> **Task**
Among the entries, find the lines with the string "Alize" and report them.

> **Page and application data records**
+---+

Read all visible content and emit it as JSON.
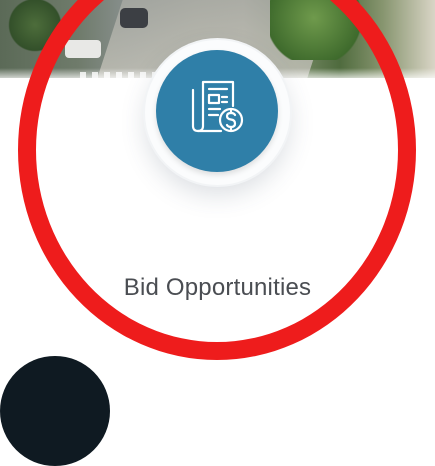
{
  "card": {
    "label": "Bid Opportunities",
    "icon": "bid-document-dollar-icon",
    "icon_color": "#2f7fa8"
  },
  "annotation": {
    "ring_color": "#ee1c1c"
  }
}
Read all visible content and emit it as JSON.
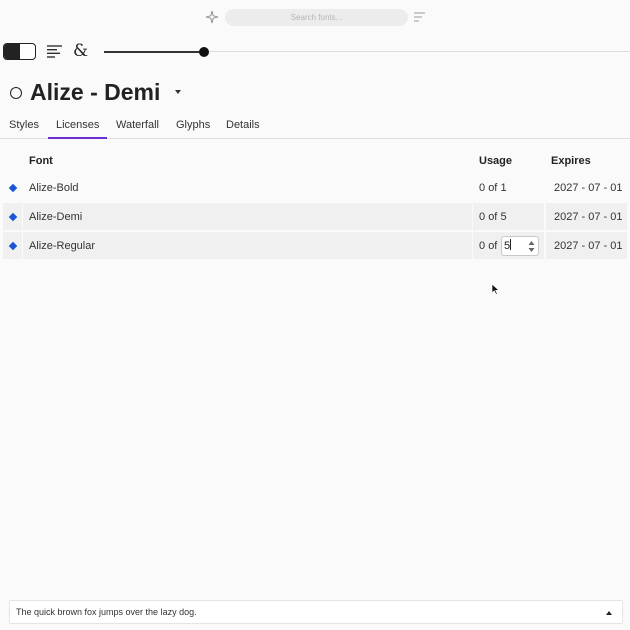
{
  "search": {
    "placeholder": "Search fonts..."
  },
  "title": {
    "text": "Alize - Demi"
  },
  "tabs": [
    {
      "label": "Styles"
    },
    {
      "label": "Licenses",
      "active": true
    },
    {
      "label": "Waterfall"
    },
    {
      "label": "Glyphs"
    },
    {
      "label": "Details"
    }
  ],
  "table": {
    "headers": {
      "font": "Font",
      "usage": "Usage",
      "expires": "Expires"
    },
    "rows": [
      {
        "font": "Alize-Bold",
        "usage_used": "0",
        "usage_of": "of",
        "usage_total": "1",
        "expires": "2027 - 07 - 01"
      },
      {
        "font": "Alize-Demi",
        "usage_used": "0",
        "usage_of": "of",
        "usage_total": "5",
        "expires": "2027 - 07 - 01"
      },
      {
        "font": "Alize-Regular",
        "usage_used": "0",
        "usage_of": "of",
        "usage_total": "5",
        "expires": "2027 - 07 - 01"
      }
    ]
  },
  "preview": {
    "text": "The quick brown fox jumps over the lazy dog."
  },
  "colors": {
    "accent": "#6a2fd6",
    "diamond": "#1a55d6"
  },
  "icons": {
    "sparkle": "sparkle-icon",
    "filter": "filter-icon",
    "align": "align-left-icon",
    "ampersand": "&"
  }
}
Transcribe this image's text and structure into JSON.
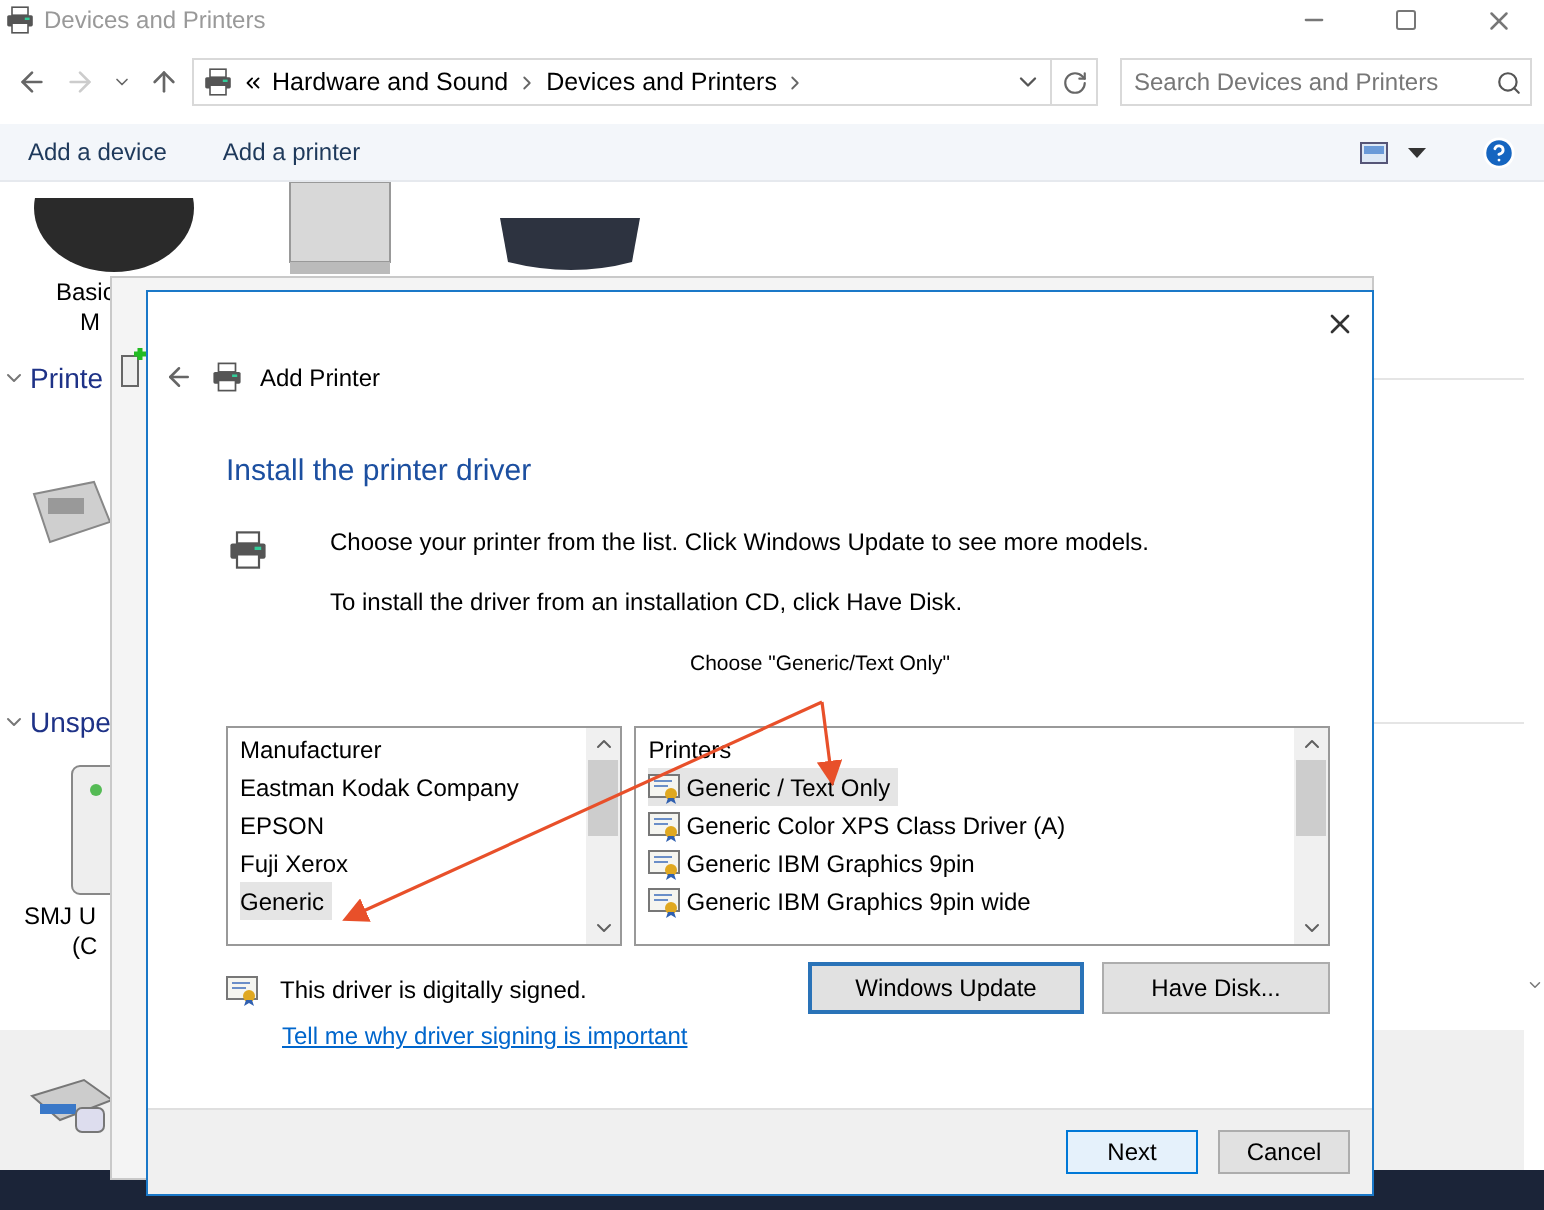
{
  "explorer": {
    "title": "Devices and Printers",
    "breadcrumb": [
      "Hardware and Sound",
      "Devices and Printers"
    ],
    "search": {
      "placeholder": "Search Devices and Printers"
    },
    "commands": [
      "Add a device",
      "Add a printer"
    ],
    "device_labels": [
      "Basic",
      "M"
    ],
    "sections": [
      "Printe",
      "Unspe"
    ],
    "bottom_labels": [
      "SMJ U",
      "(C"
    ]
  },
  "dialog": {
    "title": "Add Printer",
    "heading": "Install the printer driver",
    "instructions": [
      "Choose your printer from the list. Click Windows Update to see more models.",
      "To install the driver from an installation CD, click Have Disk."
    ],
    "annotation": "Choose \"Generic/Text Only\"",
    "manufacturers": {
      "header": "Manufacturer",
      "items": [
        {
          "label": "Eastman Kodak Company",
          "selected": false
        },
        {
          "label": "EPSON",
          "selected": false
        },
        {
          "label": "Fuji Xerox",
          "selected": false
        },
        {
          "label": "Generic",
          "selected": true
        }
      ]
    },
    "printers": {
      "header": "Printers",
      "items": [
        {
          "label": "Generic / Text Only",
          "selected": true
        },
        {
          "label": "Generic Color XPS Class Driver (A)",
          "selected": false
        },
        {
          "label": "Generic IBM Graphics 9pin",
          "selected": false
        },
        {
          "label": "Generic IBM Graphics 9pin wide",
          "selected": false
        }
      ]
    },
    "signature": "This driver is digitally signed.",
    "link": "Tell me why driver signing is important",
    "buttons": [
      {
        "label": "Windows Update",
        "focused": true
      },
      {
        "label": "Have Disk...",
        "focused": false
      }
    ],
    "footer_buttons": [
      {
        "label": "Next",
        "default": true
      },
      {
        "label": "Cancel",
        "default": false
      }
    ]
  }
}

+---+

> **Task response**
    "text": "Alize - Demi"
        "font": "Alize-Bold",
        "font": "Alize-Demi",
        "font": "Alize-Regular",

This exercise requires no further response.